WORK TASK: Read through the lines below and copy the ones holding the string "java".

(Web page and app entries)
▶
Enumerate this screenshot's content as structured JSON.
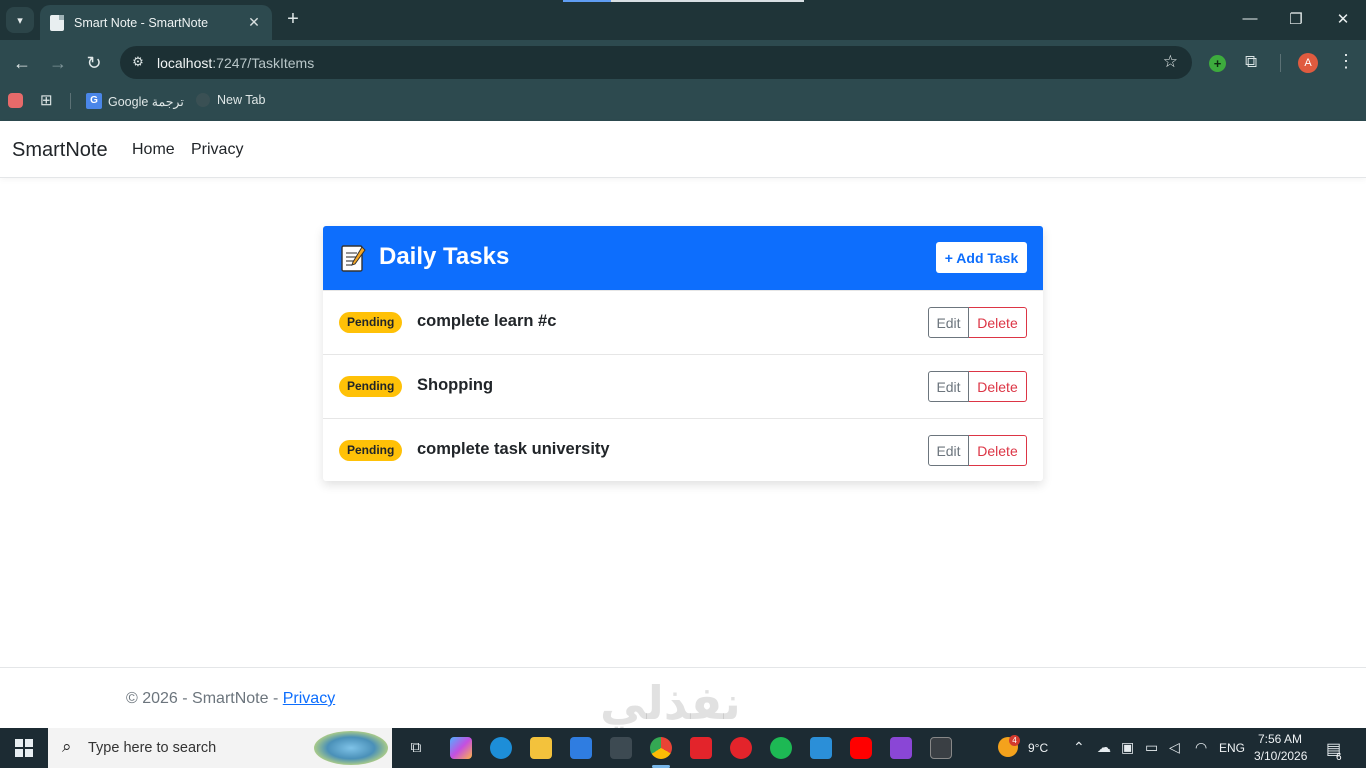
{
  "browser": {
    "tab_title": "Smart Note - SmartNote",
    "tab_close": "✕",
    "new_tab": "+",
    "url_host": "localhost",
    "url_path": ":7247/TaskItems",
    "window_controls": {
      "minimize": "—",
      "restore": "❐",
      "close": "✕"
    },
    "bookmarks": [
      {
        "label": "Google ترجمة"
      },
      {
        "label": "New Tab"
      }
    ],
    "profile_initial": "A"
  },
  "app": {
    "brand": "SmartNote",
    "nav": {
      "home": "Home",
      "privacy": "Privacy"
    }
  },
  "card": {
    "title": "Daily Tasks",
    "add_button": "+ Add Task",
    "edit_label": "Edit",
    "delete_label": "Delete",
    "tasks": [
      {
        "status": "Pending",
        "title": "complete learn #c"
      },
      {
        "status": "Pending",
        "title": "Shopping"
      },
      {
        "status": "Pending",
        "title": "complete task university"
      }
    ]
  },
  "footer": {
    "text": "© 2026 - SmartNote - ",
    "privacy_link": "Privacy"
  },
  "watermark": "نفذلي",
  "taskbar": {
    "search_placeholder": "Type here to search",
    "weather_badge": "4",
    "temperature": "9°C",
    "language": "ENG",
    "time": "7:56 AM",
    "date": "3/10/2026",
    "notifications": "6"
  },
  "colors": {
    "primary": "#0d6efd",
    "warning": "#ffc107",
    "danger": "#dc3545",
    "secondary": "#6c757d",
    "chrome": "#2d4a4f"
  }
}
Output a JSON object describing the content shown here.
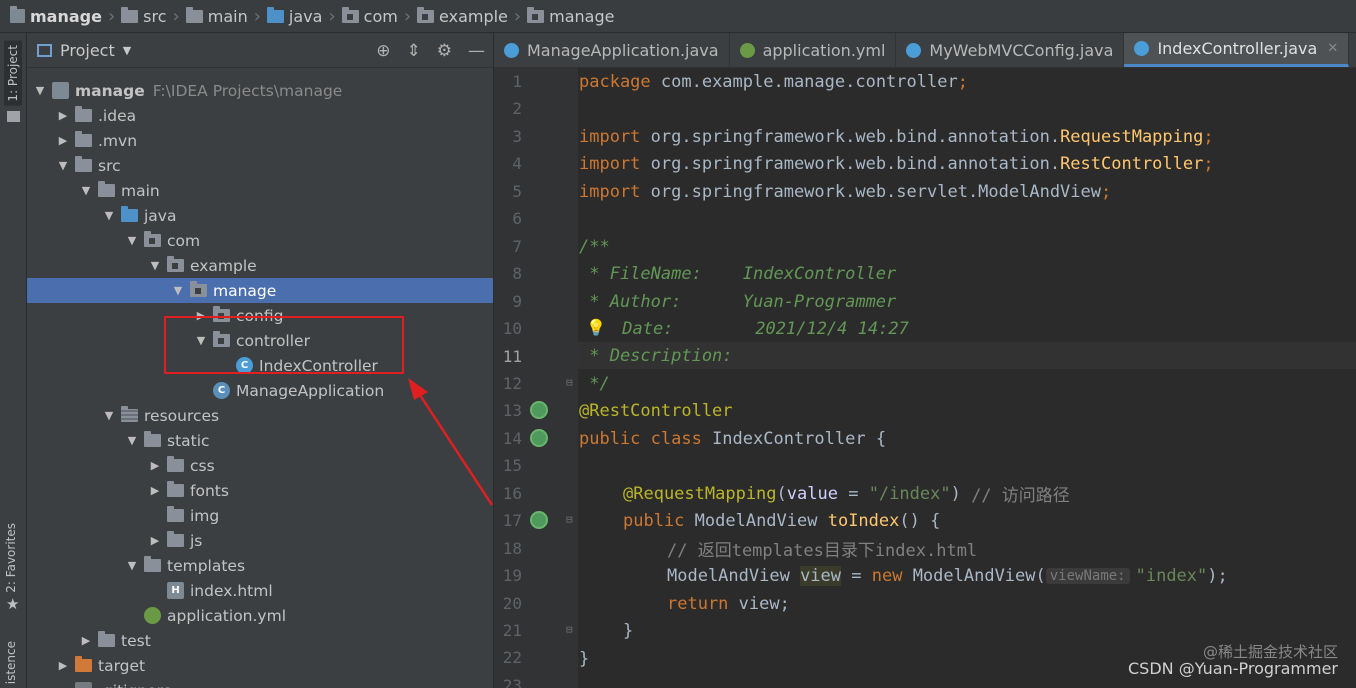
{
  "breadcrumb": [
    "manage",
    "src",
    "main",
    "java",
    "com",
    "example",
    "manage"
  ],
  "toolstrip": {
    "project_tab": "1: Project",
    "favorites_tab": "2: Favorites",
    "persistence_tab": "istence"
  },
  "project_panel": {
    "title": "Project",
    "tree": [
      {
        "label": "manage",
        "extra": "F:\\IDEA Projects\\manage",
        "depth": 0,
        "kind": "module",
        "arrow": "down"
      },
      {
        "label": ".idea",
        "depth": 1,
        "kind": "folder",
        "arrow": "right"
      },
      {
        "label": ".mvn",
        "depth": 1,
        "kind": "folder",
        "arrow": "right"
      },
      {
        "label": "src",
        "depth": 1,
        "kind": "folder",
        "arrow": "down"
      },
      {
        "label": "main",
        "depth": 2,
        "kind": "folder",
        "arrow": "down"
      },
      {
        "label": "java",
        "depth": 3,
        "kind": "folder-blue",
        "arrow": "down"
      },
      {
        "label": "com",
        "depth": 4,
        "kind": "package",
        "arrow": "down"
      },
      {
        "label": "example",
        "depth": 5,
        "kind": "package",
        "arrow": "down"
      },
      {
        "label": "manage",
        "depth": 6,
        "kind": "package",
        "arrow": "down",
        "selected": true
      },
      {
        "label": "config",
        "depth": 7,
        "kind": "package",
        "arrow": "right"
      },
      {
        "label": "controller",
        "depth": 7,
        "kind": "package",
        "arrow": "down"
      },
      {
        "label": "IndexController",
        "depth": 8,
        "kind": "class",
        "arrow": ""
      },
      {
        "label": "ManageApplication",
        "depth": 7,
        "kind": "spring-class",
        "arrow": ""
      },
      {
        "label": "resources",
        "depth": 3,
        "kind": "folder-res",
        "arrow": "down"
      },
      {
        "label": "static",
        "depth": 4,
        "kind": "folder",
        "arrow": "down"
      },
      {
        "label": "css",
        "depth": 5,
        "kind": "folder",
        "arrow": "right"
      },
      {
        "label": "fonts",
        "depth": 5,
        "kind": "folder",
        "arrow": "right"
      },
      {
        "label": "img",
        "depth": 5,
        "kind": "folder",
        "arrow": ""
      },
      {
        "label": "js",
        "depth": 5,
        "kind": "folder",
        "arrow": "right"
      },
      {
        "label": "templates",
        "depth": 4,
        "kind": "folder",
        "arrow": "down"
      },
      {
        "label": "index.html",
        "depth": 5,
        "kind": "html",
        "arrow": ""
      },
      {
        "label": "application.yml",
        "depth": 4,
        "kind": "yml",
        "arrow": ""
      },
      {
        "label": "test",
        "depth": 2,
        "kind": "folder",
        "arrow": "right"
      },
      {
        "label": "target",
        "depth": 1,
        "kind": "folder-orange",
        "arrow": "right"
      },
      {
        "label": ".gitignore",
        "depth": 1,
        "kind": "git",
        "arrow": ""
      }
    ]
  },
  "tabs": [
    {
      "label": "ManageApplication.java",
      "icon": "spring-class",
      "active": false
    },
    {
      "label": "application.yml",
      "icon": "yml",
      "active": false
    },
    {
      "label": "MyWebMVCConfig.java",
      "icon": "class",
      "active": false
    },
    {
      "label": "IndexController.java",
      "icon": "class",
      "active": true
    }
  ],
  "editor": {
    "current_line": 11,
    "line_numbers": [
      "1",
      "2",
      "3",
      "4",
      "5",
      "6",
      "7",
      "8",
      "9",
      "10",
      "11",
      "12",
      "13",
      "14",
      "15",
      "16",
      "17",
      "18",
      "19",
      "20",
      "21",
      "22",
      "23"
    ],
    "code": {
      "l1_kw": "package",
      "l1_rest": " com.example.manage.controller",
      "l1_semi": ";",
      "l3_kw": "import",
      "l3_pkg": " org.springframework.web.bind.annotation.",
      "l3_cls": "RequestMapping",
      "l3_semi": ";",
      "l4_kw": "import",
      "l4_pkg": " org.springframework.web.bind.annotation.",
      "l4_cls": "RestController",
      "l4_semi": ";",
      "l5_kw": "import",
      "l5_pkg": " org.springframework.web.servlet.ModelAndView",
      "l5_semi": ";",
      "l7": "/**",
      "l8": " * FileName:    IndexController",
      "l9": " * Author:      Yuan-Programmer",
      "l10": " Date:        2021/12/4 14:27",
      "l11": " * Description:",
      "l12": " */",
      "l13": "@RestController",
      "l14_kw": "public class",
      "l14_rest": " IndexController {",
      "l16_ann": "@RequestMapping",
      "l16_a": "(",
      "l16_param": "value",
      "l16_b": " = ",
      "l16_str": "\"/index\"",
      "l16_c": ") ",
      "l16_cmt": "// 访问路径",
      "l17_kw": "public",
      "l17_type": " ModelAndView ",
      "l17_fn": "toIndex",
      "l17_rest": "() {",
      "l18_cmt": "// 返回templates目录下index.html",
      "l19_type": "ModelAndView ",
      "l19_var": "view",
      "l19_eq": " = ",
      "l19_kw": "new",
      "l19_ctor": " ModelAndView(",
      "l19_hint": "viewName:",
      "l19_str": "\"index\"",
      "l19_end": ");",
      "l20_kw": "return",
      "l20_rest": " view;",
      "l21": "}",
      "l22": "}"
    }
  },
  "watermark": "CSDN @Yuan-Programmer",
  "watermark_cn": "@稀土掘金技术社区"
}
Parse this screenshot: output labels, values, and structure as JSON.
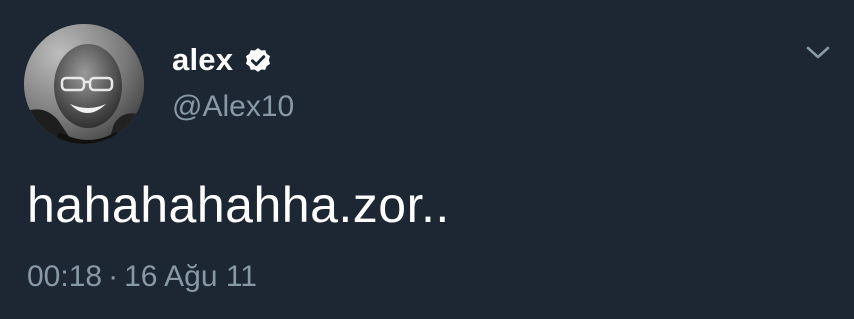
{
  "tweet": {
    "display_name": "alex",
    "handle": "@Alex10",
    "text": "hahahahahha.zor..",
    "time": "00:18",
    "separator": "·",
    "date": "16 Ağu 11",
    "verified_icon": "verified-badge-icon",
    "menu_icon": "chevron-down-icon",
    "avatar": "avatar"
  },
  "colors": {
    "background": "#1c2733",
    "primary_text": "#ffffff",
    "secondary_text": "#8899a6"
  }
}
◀
ANSWER SPACE:
    "java",
        "label": "java",
      "label": "ManageApplication.java",
      "label": "MyWebMVCConfig.java",
      "label": "IndexController.java",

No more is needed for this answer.